Following Pluto in either event
A dog doing his business on the beach and the starry night sky might not seem to have anything in common, but people who care about the quality of life in Southold Town see a connection and they’ll have a chance to explain why on Tuesday afternoon in Town Hall.
The Southold Town Board will hold public hearings beginning at 4:35 p.m. on July 27 on the adoption of two laws, one governing outdoor lighting and one requiring people to clean up after their dogs.
The lighting law was drafted in response to an international push to enact what are known as “dark skies” laws, which keep light pollution from interfering with the enjoyment of the night sky.
The law would require special shielding, or the “full cut-off” of outdoor lighting, which would ensure that all light generated by a bulb is focused on the ground, not at the sky. It also would ban floodlights, strobe lights, searchlights and blinking lights. Holiday lights would be exempt from the code but must be turned off by 12:59 a.m.

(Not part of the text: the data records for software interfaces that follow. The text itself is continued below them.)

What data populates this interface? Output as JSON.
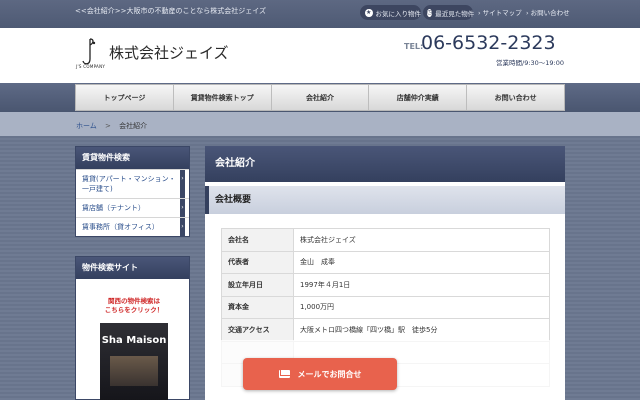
{
  "topbar": {
    "tagline": "<<会社紹介>>大阪市の不動産のことなら株式会社ジェイズ",
    "favorites": "お気に入り物件",
    "recent": "最近見た物件",
    "sitemap": "サイトマップ",
    "contact_link": "お問い合わせ"
  },
  "header": {
    "logo_sub": "J'S COMPANY",
    "company_name": "株式会社ジェイズ",
    "tel_label": "TEL:",
    "tel_number": "06-6532-2323",
    "hours": "営業時間/9:30～19:00"
  },
  "nav": [
    {
      "label": "トップページ"
    },
    {
      "label": "賃貸物件検索トップ"
    },
    {
      "label": "会社紹介"
    },
    {
      "label": "店舗仲介実績"
    },
    {
      "label": "お問い合わせ"
    }
  ],
  "breadcrumb": {
    "home": "ホーム",
    "sep": ">",
    "current": "会社紹介"
  },
  "sidebar": {
    "search_title": "賃貸物件検索",
    "items": [
      {
        "label": "賃貸(アパート・マンション・一戸建て)"
      },
      {
        "label": "賃店舗（テナント）"
      },
      {
        "label": "賃事務所（貸オフィス）"
      }
    ],
    "site_title": "物件検索サイト",
    "promo_line1": "関西の物件検索は",
    "promo_line2": "こちらをクリック！",
    "banner_text": "Sha Maison"
  },
  "content": {
    "title": "会社紹介",
    "section": "会社概要",
    "rows": [
      {
        "key": "会社名",
        "value": "株式会社ジェイズ"
      },
      {
        "key": "代表者",
        "value": "金山　成奉"
      },
      {
        "key": "設立年月日",
        "value": "1997年４月1日"
      },
      {
        "key": "資本金",
        "value": "1,000万円"
      },
      {
        "key": "交通アクセス",
        "value": "大阪メトロ四つ橋線「四ツ橋」駅　徒歩5分"
      }
    ]
  },
  "mail_button": "メールでお問合せ",
  "colors": {
    "navy": "#34405e",
    "accent_red": "#e8624d",
    "link_blue": "#2b4f8c"
  }
}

Southold Town Supervisor Scott Russell said at a July 15 community meeting at Southold Free Library that Southold’s dark skies law will grandfather all existing buildings, but property owners would be required to update their light fixtures when they apply for new building permits or undergo site plan review.
“We’re not going to ask anyone to replace fixtures they already have,” Southold Town director of planning Heather Lanza said of residential property owners. “If you have lights that are non-conforming, they can stay the same unless you’re going to do a major renovation.”
She said any expansion that would increase a property’s value more than 50 percent would trigger the need to conform to the law.
Ms. Lanza said that the town, through its site review process, for the past two years has been requiring commercial property owners to keep light from emanating beyond their property lines. The new code will give businesspeople more guidance on what types of lights are permitted.
If adopted, the law would make Southold the last of the East End towns to pass a dark skies law. Riverhead adopted the first local dark skies law in 2002, East Hampton jumped on board in 2006 and Shelter Island and Southampton adopted theirs in 2009.
The dog ordinance would require owners to clean up after their dogs on all public and private properties in Southold Town, with the exception of private properties where the dog owner has permission from the property owner to allow the dog excrement to remain. If the law is enacted, violators would face a $250 fine or a jail sentence of no more than 15 days or both.
Mr. Russell said that the law was drafted in response to new federal mandates known as “MS4